A few weeks ago, South Park creators Trey Parker and Matt Stone escaped a possible lawsuit for lifting lines of the movie "Inception" in one of their South Park episodes. Parker and Stone apologized for using and making fun of lines they believed came directly from the movie's script, but, in fact, were from another online parody. Apology accepted, everyone's happy.
Now, Comedy Central, Viacom and South Park's producers are being sued by the producers of "What, What (In the Butt)", a copyrighted YouTube video that went viral in 2007.
The suit alleges that South Park's "nearly frame-by-frame recreation" of the "What What" video is blatant copyright infringement.

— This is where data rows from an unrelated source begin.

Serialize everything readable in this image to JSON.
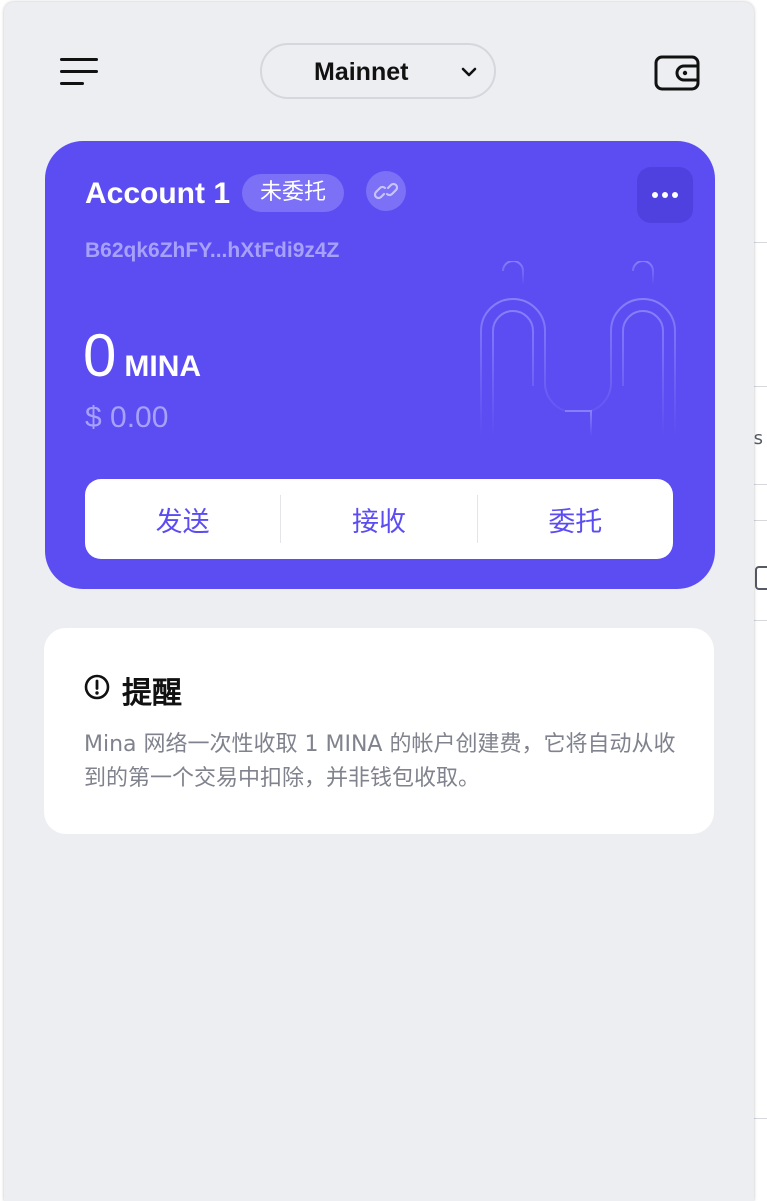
{
  "header": {
    "network": "Mainnet"
  },
  "account": {
    "name": "Account 1",
    "delegation_status": "未委托",
    "address": "B62qk6ZhFY...hXtFdi9z4Z",
    "balance": "0",
    "balance_unit": "MINA",
    "fiat_value": "$ 0.00"
  },
  "actions": {
    "send": "发送",
    "receive": "接收",
    "delegate": "委托"
  },
  "notice": {
    "title": "提醒",
    "body": "Mina 网络一次性收取 1 MINA 的帐户创建费，它将自动从收到的第一个交易中扣除，并非钱包收取。"
  },
  "colors": {
    "accent": "#5b4df2",
    "background": "#edeef2"
  },
  "background_page": {
    "edge_text": "s"
  }
}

Despite the fact that South Park's video may have used the words, music, and choreography of the original video, there are some pretty obvious, and important, differences as well.
Not only does South Park provide its own animation, characters and voices for its version, but the South Park video is interrupted by images of the other South Park characters watching and reacting to the video from their home computers. South Park did not use the original "What What" video, but created its own version and provided social commentary through its presentation of the video and preceding and succeeding South Park scenes.
See the South Park clip here: http://current.com/entertainment/comedy/92803346_south-park-sued-for-copying-youtube-video-what-what-in-the-butt-video.htm?xid=RSSfeed
And here's the original: http://www.youtube.com/watch?v=fbGkxcY7YFU
What do you think? Will South Park prevail on a parody/First Amendment defense? Or did South Park go too far by copying "What What" too literally?
1 year ago